Breaking News
More () »

Expert: Why 'naltrexone' should be as common as 'Narcan'

A drug addiction treatment expert sheds light on lesser-known drug treatment for those who are addicted to opioids, also called narcotics.

ST. LOUIS — A woman has been charged in connection to the seven fatal overdose deaths in St. Louis over the weekend. 

Chuny Ann Reed has been charged in U.S. District Court with the distribution of cocaine base and fentanyl. 

St. Louis Police said Tuesday the seven people who died from overdoses included six men and one woman. Two other men were transported to a hospital. Police say the victims are in their 40s, 50s or 60s.

Federal prosecutors say Reed admitted to selling drugs to her neighbors at Parkview Apartments.

RELATED: Woman charged with selling cocaine, fentanyl after several overdoses in St. Louis

Drug addiction

Percy Menzies has worked in addiction and dependency for decades as the founder of ARCA – Assisted Recovery Centers of America.

“Addiction is so narcissistic, if one patient overdosed, they’re not going to run away," Menzies said. "Instead, addicts say ‘I want that because I’ll be able to get the perfect high! I won’t be like the other persons.’”

ARCA has a walk-in clinic downtown, at 14th and Olive streets, right across from the public library. Menzies speculates the seven people who died, likely from fentanyl overdoses, all had the same drug dealer.

“And when they mix the fentanyl,” he said, “they’re not scientists. They’re not technicians. They just add something, because every drug dealer wants to make their batch high-octane, not realizing, if you add too much fentanyl, it’s a death sentence.”

Why Narcan isn't enough

Naloxone, or Narcan, is a medicine that reverses the effects of opioid overdose and saves lives. But Menzies wants to focus attention on naltrexone, which curbs the cravings.

“So, the benefit is – let’s say I’ve been in detox and I’ve done well. I need to protect myself. I take a pill and for 24 hours and the heroin or any opiate cannot enter the brain. It becomes a drug-free zone.”

Menzies said he is lobbying Missouri legislators to give naltrexone the same status as naloxone. Senate Bill 1037 in the Missouri legislature would allow pharmacies to sell naltrexone for drug treatment.

“If somebody is on the risk of relapsing, they should be able to go to the pharmacy, pick up a week’s supply of naltrexone, and protect themselves,” he said.

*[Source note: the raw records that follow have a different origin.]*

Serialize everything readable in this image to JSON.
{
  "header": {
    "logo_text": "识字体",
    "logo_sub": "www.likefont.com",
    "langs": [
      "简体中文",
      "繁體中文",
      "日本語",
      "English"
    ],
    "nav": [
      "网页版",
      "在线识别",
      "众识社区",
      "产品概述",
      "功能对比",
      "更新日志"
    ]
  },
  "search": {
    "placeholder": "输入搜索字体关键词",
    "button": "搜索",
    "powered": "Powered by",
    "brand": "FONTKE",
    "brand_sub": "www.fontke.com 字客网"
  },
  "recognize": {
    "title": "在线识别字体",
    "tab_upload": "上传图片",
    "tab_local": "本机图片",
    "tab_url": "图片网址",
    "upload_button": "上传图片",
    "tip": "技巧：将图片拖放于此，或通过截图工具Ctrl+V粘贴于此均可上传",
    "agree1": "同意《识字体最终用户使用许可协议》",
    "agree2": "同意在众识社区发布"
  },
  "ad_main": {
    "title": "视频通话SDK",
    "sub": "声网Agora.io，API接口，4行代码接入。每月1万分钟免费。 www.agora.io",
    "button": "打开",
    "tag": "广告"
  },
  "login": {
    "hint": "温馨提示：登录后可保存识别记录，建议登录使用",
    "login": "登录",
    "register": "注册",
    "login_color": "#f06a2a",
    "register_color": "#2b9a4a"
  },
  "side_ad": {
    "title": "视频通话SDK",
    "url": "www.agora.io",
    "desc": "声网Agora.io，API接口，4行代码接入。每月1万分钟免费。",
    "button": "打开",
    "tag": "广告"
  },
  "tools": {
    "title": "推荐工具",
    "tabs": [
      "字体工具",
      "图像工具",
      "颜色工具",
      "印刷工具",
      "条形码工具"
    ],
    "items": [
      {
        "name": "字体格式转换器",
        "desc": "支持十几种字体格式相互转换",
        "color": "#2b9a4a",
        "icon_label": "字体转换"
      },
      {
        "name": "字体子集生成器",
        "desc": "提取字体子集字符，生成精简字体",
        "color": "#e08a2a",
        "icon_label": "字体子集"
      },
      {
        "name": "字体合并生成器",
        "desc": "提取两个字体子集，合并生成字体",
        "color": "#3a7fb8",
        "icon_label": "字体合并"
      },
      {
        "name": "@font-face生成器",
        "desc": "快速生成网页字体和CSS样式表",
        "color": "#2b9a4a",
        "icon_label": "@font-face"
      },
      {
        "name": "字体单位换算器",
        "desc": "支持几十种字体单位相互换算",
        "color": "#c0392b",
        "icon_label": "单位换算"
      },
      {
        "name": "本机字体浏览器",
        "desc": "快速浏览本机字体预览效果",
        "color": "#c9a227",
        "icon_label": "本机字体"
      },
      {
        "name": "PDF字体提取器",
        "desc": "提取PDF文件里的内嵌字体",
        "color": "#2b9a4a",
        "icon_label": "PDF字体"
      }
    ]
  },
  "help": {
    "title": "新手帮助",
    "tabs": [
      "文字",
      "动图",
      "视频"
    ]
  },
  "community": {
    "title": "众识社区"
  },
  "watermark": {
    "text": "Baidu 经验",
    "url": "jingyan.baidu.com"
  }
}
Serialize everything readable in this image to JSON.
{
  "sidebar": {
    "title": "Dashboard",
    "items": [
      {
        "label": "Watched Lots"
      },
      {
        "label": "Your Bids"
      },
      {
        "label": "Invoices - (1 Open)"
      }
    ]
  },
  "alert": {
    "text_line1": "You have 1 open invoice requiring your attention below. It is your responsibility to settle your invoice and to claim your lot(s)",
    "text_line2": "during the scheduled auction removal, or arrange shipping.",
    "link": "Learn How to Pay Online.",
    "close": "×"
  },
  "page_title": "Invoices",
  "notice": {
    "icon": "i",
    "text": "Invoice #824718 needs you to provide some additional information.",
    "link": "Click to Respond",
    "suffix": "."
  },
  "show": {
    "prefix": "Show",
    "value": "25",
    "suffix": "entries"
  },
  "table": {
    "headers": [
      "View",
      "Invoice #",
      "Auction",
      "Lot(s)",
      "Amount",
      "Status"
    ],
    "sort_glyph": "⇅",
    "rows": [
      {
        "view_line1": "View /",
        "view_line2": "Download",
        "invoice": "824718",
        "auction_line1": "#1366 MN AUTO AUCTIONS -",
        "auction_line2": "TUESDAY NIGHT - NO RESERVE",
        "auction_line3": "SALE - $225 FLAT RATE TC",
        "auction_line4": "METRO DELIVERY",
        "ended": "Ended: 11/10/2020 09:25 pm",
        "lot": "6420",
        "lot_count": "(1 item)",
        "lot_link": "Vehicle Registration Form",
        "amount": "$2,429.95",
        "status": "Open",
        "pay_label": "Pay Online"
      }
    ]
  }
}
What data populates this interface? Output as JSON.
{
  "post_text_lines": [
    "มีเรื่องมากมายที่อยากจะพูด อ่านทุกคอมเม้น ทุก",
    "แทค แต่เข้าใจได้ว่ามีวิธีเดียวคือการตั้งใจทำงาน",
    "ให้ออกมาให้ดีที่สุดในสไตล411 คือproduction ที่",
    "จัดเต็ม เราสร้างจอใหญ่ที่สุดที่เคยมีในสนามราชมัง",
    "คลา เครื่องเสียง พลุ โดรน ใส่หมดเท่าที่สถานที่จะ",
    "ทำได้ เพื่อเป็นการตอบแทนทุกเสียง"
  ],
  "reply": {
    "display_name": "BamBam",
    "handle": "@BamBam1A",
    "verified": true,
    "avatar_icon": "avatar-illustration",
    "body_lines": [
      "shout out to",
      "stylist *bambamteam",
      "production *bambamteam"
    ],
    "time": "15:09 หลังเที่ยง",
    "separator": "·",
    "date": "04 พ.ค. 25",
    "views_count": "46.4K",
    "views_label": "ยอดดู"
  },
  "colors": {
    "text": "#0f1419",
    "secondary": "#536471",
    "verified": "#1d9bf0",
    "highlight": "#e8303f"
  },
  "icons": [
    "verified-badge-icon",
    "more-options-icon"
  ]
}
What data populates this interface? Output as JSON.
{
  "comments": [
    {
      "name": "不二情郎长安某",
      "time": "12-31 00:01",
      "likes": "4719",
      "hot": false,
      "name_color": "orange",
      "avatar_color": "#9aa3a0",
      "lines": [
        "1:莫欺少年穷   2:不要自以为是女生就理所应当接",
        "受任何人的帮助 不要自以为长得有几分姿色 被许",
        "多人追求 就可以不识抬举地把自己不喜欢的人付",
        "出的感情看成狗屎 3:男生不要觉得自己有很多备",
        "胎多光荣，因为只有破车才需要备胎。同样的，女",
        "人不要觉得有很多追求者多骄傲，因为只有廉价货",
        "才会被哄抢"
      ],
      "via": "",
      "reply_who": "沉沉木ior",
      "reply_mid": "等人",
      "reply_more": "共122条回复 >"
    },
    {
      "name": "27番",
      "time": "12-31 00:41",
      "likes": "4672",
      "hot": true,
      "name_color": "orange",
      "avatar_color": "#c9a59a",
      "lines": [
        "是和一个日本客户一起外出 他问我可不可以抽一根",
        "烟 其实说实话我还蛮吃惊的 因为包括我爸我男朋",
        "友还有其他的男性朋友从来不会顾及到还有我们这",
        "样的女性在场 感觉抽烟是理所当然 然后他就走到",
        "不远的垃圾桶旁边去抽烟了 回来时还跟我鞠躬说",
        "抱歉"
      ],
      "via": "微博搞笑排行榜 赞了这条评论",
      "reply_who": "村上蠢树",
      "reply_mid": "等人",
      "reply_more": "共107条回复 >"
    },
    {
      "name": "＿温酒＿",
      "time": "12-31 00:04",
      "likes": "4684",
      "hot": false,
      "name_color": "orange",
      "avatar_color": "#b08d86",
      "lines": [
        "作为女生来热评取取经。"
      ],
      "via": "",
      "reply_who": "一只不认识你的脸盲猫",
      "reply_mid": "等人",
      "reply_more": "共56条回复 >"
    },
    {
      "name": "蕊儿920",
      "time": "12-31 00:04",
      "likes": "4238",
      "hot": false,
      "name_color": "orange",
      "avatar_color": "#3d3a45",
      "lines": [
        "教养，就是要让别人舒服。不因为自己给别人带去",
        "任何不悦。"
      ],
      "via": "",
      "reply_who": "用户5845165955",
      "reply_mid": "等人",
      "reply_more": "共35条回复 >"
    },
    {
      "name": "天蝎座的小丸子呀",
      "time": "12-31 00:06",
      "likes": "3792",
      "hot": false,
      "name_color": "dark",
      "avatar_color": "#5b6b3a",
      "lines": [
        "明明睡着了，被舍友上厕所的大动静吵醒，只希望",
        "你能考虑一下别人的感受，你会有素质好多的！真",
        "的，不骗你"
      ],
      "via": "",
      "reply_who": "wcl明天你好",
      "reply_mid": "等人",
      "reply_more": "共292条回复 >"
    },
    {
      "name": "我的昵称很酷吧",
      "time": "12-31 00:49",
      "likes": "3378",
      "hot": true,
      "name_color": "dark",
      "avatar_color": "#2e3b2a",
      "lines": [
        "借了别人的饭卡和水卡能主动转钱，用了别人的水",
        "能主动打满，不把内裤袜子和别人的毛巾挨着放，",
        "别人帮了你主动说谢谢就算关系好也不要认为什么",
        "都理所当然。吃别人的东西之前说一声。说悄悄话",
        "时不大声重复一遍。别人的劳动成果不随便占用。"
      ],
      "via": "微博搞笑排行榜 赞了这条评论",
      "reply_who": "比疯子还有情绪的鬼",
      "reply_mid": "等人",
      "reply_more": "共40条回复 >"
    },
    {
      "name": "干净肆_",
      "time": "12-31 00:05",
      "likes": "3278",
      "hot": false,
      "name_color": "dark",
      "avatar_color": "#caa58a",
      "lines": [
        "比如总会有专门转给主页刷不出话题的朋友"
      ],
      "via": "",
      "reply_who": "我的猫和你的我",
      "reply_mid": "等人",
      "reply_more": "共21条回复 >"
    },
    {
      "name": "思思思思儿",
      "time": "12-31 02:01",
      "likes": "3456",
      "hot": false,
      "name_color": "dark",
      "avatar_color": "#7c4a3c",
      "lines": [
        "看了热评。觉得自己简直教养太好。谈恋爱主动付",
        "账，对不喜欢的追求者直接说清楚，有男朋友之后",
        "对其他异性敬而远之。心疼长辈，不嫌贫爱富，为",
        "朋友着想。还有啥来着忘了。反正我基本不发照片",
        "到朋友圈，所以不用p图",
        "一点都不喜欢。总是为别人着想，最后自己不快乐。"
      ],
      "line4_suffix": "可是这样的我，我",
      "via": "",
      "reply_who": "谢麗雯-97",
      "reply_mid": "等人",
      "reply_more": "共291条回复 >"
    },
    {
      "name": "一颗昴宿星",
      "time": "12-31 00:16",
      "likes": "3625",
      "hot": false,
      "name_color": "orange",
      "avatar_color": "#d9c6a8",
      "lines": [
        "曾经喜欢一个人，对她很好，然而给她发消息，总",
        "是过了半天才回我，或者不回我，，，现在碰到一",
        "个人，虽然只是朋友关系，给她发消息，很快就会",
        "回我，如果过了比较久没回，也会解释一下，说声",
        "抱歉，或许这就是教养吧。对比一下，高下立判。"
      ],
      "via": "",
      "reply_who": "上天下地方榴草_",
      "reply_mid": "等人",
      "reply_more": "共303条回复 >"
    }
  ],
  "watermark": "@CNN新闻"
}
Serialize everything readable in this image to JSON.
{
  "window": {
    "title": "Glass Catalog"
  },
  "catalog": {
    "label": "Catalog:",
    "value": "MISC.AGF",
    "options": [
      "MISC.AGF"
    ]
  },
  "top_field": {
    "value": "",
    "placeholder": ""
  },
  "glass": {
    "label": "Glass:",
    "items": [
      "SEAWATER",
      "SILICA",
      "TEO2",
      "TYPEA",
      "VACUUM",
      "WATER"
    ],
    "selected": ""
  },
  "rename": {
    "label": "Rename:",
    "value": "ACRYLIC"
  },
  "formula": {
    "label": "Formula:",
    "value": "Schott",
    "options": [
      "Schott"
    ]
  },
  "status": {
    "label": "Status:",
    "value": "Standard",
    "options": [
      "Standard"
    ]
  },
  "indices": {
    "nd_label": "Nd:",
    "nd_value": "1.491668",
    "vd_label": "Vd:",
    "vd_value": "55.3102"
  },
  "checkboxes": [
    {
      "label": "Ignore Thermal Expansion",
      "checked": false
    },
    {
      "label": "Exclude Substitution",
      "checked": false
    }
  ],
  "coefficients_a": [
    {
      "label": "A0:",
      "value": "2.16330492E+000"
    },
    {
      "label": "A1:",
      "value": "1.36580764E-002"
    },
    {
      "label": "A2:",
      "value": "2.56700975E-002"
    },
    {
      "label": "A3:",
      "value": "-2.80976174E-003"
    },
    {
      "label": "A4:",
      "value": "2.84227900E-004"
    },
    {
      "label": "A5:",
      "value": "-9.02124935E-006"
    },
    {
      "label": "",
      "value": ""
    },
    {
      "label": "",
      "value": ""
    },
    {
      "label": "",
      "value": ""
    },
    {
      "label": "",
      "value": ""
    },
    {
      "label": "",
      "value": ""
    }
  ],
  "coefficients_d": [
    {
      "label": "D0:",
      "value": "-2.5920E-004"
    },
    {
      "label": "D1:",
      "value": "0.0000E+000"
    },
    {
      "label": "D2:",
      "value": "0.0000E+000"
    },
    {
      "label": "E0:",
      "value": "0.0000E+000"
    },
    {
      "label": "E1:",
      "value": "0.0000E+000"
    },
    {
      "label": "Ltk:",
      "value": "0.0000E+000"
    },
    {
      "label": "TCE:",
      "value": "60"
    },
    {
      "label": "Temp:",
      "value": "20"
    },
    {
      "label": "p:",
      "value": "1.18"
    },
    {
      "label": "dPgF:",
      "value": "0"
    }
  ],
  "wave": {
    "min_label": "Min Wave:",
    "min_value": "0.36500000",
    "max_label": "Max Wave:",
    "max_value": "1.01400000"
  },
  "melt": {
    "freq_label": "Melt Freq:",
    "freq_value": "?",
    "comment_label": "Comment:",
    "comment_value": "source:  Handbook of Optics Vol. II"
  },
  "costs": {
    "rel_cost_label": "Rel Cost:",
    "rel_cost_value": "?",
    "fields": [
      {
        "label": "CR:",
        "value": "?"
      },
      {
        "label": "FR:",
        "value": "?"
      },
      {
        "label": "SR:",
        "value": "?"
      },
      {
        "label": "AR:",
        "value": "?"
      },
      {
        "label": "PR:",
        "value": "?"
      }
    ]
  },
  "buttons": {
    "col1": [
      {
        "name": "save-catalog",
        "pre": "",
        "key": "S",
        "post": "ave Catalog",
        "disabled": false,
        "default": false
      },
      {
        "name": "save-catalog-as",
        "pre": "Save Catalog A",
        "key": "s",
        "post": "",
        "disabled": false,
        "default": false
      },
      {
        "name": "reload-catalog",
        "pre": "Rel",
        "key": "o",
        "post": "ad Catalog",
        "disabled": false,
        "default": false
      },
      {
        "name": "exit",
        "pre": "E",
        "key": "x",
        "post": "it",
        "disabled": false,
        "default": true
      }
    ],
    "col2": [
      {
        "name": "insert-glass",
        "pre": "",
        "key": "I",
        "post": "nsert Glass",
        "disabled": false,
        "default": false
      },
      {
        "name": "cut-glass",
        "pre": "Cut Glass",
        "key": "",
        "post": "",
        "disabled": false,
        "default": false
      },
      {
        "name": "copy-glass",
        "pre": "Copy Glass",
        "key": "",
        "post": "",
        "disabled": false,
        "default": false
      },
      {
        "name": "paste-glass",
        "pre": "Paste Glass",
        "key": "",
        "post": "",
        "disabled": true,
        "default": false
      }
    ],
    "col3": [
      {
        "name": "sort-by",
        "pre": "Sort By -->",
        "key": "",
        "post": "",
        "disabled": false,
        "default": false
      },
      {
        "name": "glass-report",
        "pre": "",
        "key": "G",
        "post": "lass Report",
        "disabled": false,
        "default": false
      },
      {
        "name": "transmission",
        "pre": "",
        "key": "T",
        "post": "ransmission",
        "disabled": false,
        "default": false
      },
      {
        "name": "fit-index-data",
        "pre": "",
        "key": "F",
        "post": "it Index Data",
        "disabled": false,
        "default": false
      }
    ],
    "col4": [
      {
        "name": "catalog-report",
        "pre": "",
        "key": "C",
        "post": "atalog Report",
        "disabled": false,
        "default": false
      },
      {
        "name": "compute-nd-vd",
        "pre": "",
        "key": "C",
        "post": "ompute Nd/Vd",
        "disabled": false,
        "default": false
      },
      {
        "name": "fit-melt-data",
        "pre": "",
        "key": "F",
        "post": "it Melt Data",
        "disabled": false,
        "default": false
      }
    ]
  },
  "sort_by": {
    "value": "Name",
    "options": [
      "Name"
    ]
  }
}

Naltrexone goes by the brand names "Revia" and "Vivitrol" in the United States. Injections can help ease the cravings of opioid and alcohol dependence.

Before You Leave, Check This Out